WHAT THE TASK ASKS: Look through the data below and, wherever a line carries the word "JSON", please copy that line.

....................

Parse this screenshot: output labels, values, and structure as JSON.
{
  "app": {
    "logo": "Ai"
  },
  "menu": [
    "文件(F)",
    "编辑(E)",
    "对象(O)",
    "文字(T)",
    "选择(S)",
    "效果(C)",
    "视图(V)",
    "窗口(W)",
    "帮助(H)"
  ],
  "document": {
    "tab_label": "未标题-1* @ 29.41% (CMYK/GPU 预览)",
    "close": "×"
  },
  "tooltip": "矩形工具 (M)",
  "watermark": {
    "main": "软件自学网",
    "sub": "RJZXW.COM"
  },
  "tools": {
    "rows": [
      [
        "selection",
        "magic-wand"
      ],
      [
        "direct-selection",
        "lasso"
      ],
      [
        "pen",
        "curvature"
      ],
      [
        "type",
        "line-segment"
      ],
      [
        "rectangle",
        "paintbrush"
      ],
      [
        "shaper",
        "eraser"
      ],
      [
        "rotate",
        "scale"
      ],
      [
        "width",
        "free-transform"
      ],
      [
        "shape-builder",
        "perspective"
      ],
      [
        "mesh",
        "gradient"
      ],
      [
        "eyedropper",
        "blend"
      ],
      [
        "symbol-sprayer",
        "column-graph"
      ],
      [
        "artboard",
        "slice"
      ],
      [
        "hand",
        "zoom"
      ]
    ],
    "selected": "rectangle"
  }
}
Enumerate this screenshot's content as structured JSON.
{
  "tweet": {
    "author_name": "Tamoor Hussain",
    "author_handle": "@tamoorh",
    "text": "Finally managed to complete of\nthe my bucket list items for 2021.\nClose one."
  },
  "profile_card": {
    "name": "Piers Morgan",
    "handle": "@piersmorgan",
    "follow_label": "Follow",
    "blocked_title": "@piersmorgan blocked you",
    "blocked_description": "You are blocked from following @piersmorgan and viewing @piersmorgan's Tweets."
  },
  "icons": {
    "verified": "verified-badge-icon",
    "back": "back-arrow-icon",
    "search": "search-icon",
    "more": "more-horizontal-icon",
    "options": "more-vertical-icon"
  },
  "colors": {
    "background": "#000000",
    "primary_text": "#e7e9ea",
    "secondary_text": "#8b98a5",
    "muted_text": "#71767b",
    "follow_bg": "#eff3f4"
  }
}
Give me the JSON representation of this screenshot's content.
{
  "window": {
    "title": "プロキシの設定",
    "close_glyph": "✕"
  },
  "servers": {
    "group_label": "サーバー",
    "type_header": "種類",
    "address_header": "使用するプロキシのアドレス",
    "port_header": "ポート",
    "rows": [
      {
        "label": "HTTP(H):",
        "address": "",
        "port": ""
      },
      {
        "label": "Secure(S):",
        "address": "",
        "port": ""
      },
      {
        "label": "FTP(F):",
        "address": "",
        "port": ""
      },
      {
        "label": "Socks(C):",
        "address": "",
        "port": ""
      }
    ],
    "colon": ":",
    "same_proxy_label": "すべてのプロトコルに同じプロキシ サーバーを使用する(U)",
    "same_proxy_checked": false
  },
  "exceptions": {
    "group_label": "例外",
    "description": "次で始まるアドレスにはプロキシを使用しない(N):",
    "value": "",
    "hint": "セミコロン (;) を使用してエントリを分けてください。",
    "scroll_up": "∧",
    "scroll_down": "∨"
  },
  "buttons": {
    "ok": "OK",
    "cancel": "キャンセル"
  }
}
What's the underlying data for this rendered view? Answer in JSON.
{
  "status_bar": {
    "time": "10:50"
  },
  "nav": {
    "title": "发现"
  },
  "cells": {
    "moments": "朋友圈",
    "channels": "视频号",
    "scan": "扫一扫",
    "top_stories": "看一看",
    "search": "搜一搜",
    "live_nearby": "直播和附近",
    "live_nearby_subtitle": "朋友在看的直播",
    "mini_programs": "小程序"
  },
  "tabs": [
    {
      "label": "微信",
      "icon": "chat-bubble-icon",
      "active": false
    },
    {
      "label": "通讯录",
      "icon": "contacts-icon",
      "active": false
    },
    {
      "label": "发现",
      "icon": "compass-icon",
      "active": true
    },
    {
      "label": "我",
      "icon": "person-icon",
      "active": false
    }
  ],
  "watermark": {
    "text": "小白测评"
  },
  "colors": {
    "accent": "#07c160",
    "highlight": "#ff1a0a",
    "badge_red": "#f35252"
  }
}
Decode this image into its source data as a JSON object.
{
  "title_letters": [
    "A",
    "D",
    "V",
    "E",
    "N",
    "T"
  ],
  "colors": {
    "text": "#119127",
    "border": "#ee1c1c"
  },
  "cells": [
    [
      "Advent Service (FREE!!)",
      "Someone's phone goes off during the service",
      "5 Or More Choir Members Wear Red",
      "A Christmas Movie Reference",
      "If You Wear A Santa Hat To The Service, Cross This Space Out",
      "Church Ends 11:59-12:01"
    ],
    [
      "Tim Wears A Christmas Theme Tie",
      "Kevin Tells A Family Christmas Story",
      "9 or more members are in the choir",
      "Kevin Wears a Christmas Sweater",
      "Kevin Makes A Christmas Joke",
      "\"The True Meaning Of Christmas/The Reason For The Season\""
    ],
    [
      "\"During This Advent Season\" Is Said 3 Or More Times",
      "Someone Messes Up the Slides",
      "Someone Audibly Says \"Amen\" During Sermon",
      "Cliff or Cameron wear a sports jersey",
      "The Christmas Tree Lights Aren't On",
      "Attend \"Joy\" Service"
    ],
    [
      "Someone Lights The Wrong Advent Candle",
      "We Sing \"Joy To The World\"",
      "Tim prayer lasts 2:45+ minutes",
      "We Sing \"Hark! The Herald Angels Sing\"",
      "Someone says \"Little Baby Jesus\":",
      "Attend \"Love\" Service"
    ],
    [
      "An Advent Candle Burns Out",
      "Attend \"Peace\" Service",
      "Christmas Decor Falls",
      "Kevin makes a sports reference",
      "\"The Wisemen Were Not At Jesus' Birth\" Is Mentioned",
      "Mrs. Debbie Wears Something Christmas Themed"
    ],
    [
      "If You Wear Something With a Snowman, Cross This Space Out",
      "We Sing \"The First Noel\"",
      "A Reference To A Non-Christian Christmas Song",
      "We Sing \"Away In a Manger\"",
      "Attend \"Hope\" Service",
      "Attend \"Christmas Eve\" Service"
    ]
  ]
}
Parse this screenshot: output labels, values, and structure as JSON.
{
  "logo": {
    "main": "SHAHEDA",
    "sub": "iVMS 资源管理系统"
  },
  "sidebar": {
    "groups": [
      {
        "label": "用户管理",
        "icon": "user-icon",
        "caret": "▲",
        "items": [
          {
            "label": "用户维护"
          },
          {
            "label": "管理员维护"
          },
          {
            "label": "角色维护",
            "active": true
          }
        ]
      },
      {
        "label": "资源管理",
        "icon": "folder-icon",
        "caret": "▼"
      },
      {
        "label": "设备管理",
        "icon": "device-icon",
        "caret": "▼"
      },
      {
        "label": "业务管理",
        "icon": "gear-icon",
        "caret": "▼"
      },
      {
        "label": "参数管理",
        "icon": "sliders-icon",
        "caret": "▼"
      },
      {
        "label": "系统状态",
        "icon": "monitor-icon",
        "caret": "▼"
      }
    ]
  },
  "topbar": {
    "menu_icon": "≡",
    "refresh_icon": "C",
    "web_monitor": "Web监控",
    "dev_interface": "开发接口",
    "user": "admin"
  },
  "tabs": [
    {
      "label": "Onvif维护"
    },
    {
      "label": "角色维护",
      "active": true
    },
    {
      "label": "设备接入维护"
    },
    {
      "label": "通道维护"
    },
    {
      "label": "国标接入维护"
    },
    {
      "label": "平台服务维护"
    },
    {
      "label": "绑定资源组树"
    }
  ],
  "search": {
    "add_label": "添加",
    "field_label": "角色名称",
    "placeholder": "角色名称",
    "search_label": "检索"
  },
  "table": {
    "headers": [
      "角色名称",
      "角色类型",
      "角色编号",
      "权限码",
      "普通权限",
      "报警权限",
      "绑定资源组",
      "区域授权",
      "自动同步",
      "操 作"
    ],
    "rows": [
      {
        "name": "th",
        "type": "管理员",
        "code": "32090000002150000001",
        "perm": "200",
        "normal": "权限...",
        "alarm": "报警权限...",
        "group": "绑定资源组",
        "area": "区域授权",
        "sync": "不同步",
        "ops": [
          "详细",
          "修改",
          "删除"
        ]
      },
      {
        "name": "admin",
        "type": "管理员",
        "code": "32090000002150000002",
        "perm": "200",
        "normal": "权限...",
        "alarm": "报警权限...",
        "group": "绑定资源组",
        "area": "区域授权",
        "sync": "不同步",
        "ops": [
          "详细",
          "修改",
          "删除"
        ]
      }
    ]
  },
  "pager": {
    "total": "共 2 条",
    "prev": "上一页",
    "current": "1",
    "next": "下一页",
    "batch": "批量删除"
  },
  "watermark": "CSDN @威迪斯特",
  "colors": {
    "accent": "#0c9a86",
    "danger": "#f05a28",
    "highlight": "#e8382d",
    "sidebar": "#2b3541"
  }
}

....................

EXERCISE SOLUTION:
Parse this screenshot: output labels, values, and structure as JSON.
Enumerate this screenshot's content as structured JSON.
Give me the JSON representation of this screenshot's content.
What's the underlying data for this rendered view? Answer in JSON.
Decode this image into its source data as a JSON object.
Parse this screenshot: output labels, values, and structure as JSON.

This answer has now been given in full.